Laurent Duvernay-Tardif is closing the door on his football career.
The veteran offensive lineman announced his retirement Thursday after eight NFL seasons. The 32-year-old from Mont-Saint-Hilaire, Que., spent six campaigns with the Kansas City Chiefs (2014-19) before finishing up with the New York Jets (2021-22).
“I’ve had the chance to play in the NFL for nine years and even today, I sometimes can’t believe I was able to experience this adventure,” Duvernay-Tardif said on social media. “Being a professional athlete is a privilege as well as an extremely enriching human and personal experience.
“The victories, losses and injuries have all been moments to learn how to win and lose as a team while managing a wide range of emotions.”
The Chiefs selected Duvernay-Tardif in the sixth round of the 2014 NFL draft out of McGill University. He was already in medical school when Kansas City came calling and initially played football during the NFL season, then spent his off-season continuing his medical studies.
Duvernay-Tardif earned his medical degree from McGill in 2018. He also helped the Chiefs win a Super Bowl title in 2019 (31-20 over San Francisco). But he opted out of the 2020 season to volunteer at a Quebec long-term care facility during the height of the COVID-19 pandemic’s first wave.
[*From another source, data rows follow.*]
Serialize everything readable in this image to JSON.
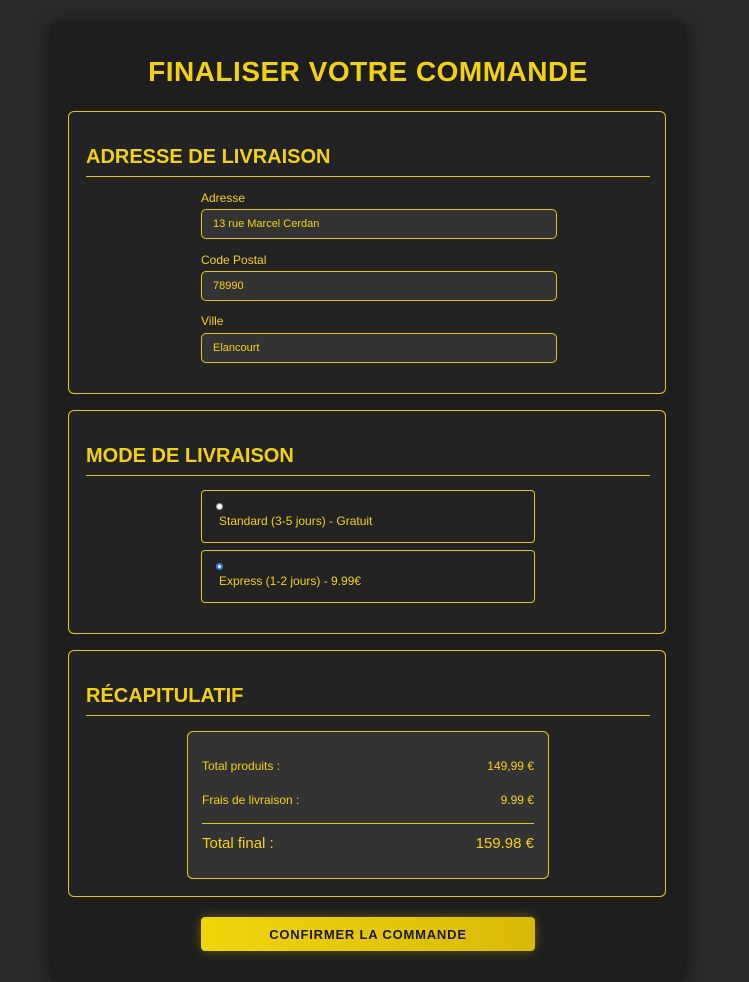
{
  "page": {
    "title": "FINALISER VOTRE COMMANDE"
  },
  "address": {
    "title": "ADRESSE DE LIVRAISON",
    "fields": [
      {
        "label": "Adresse",
        "value": "13 rue Marcel Cerdan"
      },
      {
        "label": "Code Postal",
        "value": "78990"
      },
      {
        "label": "Ville",
        "value": "Elancourt"
      }
    ]
  },
  "shipping": {
    "title": "MODE DE LIVRAISON",
    "options": [
      {
        "label": "Standard (3-5 jours) - Gratuit",
        "selected": false
      },
      {
        "label": "Express (1-2 jours) - 9.99€",
        "selected": true
      }
    ]
  },
  "summary": {
    "title": "RÉCAPITULATIF",
    "products_label": "Total produits :",
    "products_value": "149,99 €",
    "shipping_label": "Frais de livraison :",
    "shipping_value": "9.99 €",
    "total_label": "Total final :",
    "total_value": "159.98 €"
  },
  "actions": {
    "confirm_label": "CONFIRMER LA COMMANDE"
  },
  "colors": {
    "accent": "#f2d20f",
    "background": "#2a2a2a",
    "panel": "#1e1e1e",
    "input_bg": "#333333"
  }
}
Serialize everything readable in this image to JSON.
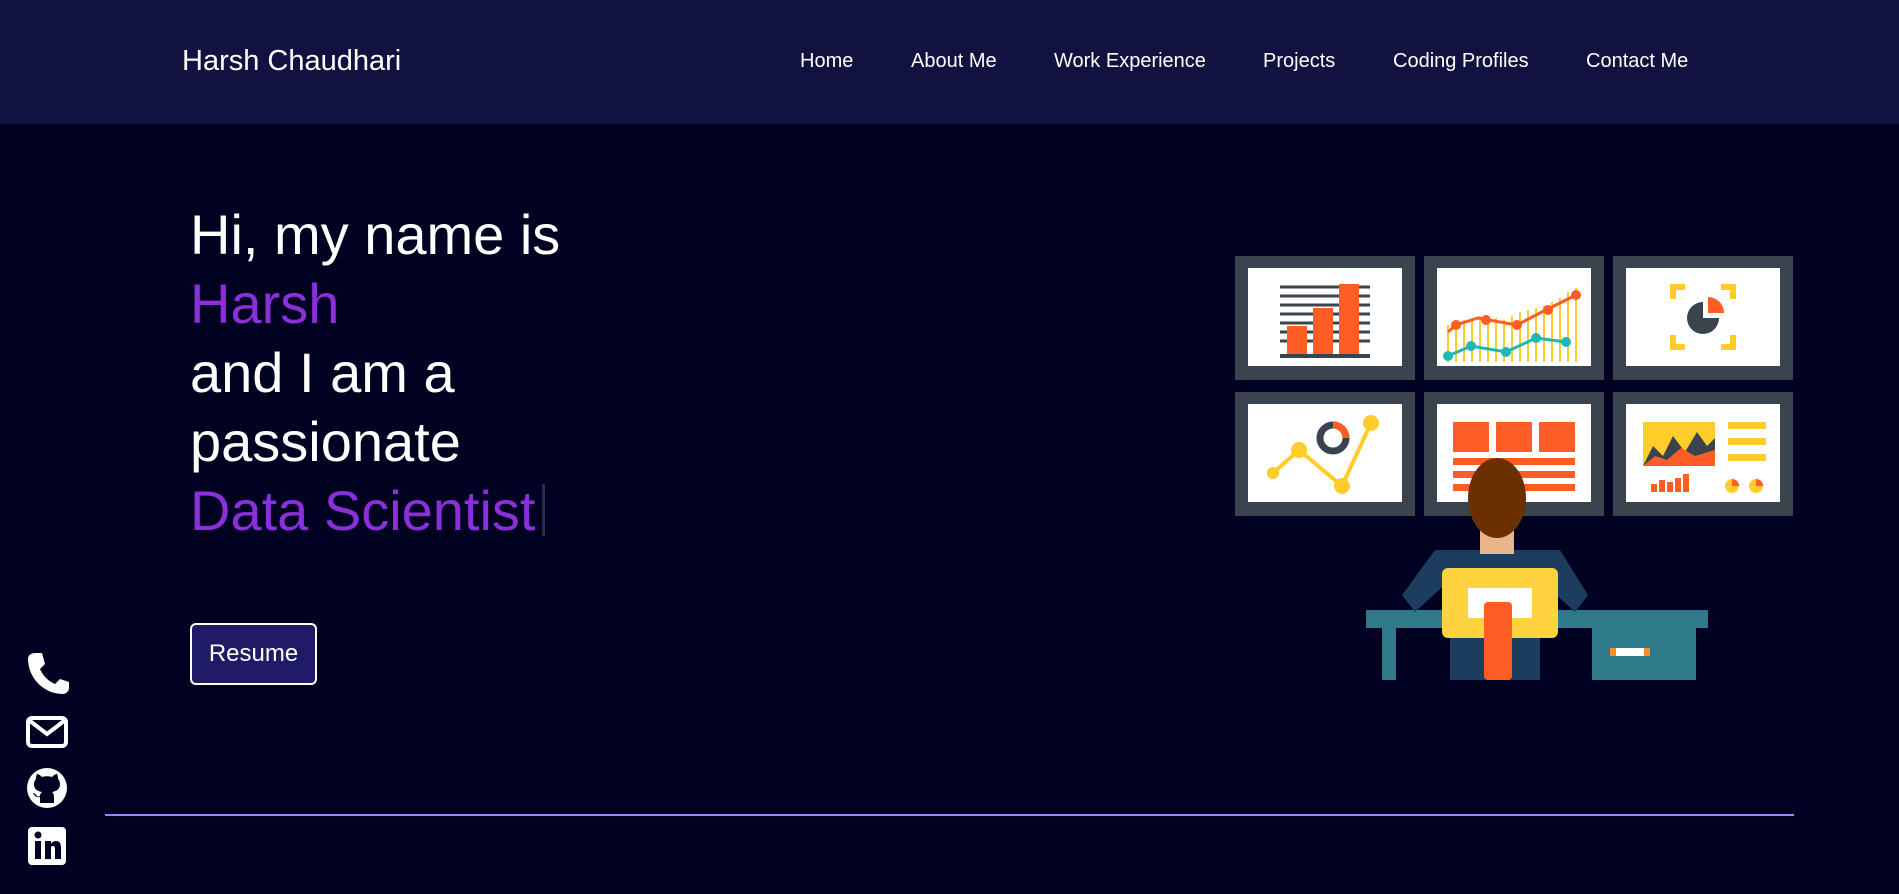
{
  "header": {
    "brand": "Harsh Chaudhari",
    "nav": [
      "Home",
      "About Me",
      "Work Experience",
      "Projects",
      "Coding Profiles",
      "Contact Me"
    ]
  },
  "hero": {
    "line1": "Hi, my name is",
    "name": "Harsh",
    "line3": "and I am a",
    "line4": "passionate",
    "role": "Data Scientist",
    "resume_label": "Resume"
  },
  "social_icons": [
    "phone-icon",
    "mail-icon",
    "github-icon",
    "linkedin-icon"
  ],
  "colors": {
    "background": "#010121",
    "navbar": "#111240",
    "accent": "#8b2fd9",
    "button": "#1f1b66",
    "divider": "#8a8aff"
  }
}
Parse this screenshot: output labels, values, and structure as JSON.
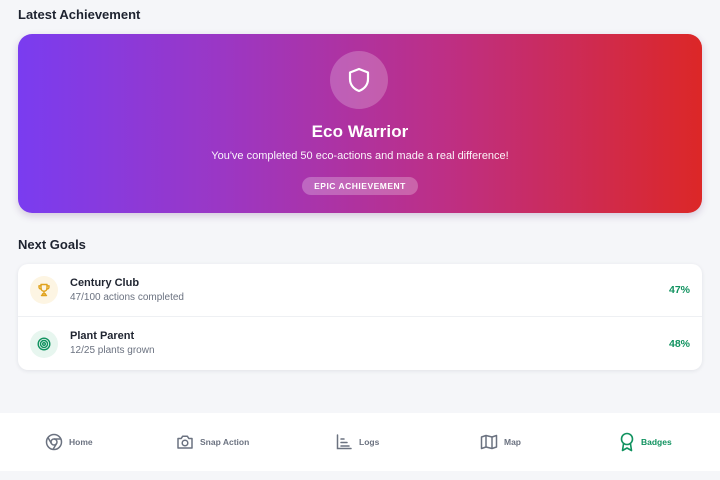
{
  "sections": {
    "latest_title": "Latest Achievement",
    "next_title": "Next Goals"
  },
  "achievement": {
    "icon": "shield-icon",
    "title": "Eco Warrior",
    "description": "You've completed 50 eco-actions and made a real difference!",
    "badge": "EPIC ACHIEVEMENT",
    "gradient_colors": [
      "#7a3cf0",
      "#dc2727"
    ]
  },
  "goals": [
    {
      "icon": "trophy-icon",
      "name": "Century Club",
      "progress_text": "47/100 actions completed",
      "percent": "47%"
    },
    {
      "icon": "target-icon",
      "name": "Plant Parent",
      "progress_text": "12/25 plants grown",
      "percent": "48%"
    }
  ],
  "nav": {
    "items": [
      {
        "icon": "home-icon",
        "label": "Home",
        "active": false
      },
      {
        "icon": "camera-icon",
        "label": "Snap Action",
        "active": false
      },
      {
        "icon": "logs-icon",
        "label": "Logs",
        "active": false
      },
      {
        "icon": "map-icon",
        "label": "Map",
        "active": false
      },
      {
        "icon": "badge-icon",
        "label": "Badges",
        "active": true
      }
    ]
  },
  "colors": {
    "accent_green": "#10925f",
    "muted_text": "#6b7280"
  }
}
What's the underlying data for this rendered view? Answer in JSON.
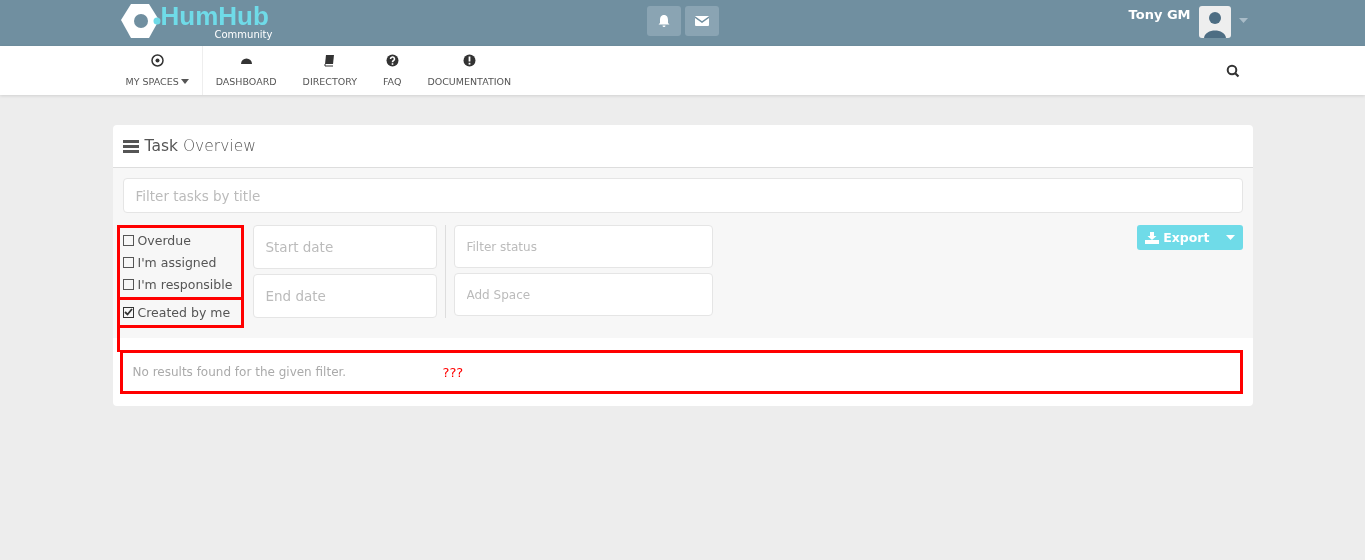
{
  "topbar": {
    "logo": {
      "text": "HumHub",
      "subtitle": "Community"
    },
    "user": {
      "name": "Tony GM"
    }
  },
  "nav": {
    "items": [
      {
        "label": "MY SPACES",
        "kind": "dropdown"
      },
      {
        "label": "DASHBOARD",
        "kind": "link"
      },
      {
        "label": "DIRECTORY",
        "kind": "link"
      },
      {
        "label": "FAQ",
        "kind": "link"
      },
      {
        "label": "DOCUMENTATION",
        "kind": "link"
      }
    ]
  },
  "panel": {
    "title_bold": "Task",
    "title_rest": "Overview",
    "search": {
      "placeholder": "Filter tasks by title"
    },
    "checkboxes": [
      {
        "label": "Overdue",
        "checked": false
      },
      {
        "label": "I'm assigned",
        "checked": false
      },
      {
        "label": "I'm responsible",
        "checked": false
      },
      {
        "label": "Created by me",
        "checked": true
      }
    ],
    "date_fields": [
      {
        "placeholder": "Start date"
      },
      {
        "placeholder": "End date"
      }
    ],
    "select_fields": [
      {
        "placeholder": "Filter status"
      },
      {
        "placeholder": "Add Space"
      }
    ],
    "export_button": "Export",
    "empty_message": "No results found for the given filter.",
    "annotation_note": "???"
  }
}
On Thursday, Duvernay-Tardif paid tribute to Chiefs head coach Andy Reid, whose mother also earned a medical degree from McGill.
“In 2014, I had the honour of being drafted by Coach Reid,” Duvernay-Tardif wrote. “He as probably one of the only NFL coaches who positively viewed my desire to complete my medical school studies at McGill while playing football.
“Since the beginning, he showed his willingness to support me throughout my seven years with the organization. He believed that a player must flourish off the field to perform on the field. Being able to count on that kind of leadership was an incredible opportunity for me.
“Thank you to my teammates and staff of the Chiefs, Jets and McGill for supporting me in this journey.”
Duvernay-Tardif was widely recognized for his decision to put his football career on hold. He was a co-recipient of the 2020 Northern Star Award (then the Lou Marsh Trophy) as Canada’s top athlete and named ESPN’s Muhammad Ali Sports Humanitarian of the Year, as well as one of Sports Illustrated’s 2020 Sportspersons of the year.
He also served on the NFL Players’ Association’s COVID-19 task force.
Duvernay-Tardif returned to Kansas City the following year expecting to battle for his spot. But he suffered a broken hand during training camp that sidelined him for a month.
When Duvernay-Tardif became healthy, he was inactive as rookie Trey Smith, a 2021 sixth-round draft pick, had become the Chiefs’ starting right guard. In November, Duvernay-Tardif waived his no-trade clause, allowing Kansas City to deal him to the Jets for tight end Daniel Brown.
Duvernay-Tardif played 13 games over two seasons with New York.
Duvernay-Tardif started 57-of-60 career games with Kansas City. He made his first NFL start in 2015.
Following the 2017 campaign, Duvernay-Tardif signed a five-year, US$41.25 million extension with the Chiefs. Despite that deal, Duvernay-Tardif steadfastly maintained it was always his intention to complete his studies and become a full-time doctor.
While he might be done with football, Duvernay-Tardif still has plenty going on. He’s active in his foundation and still has residency requirements in his pursuit to become a full-time doctor.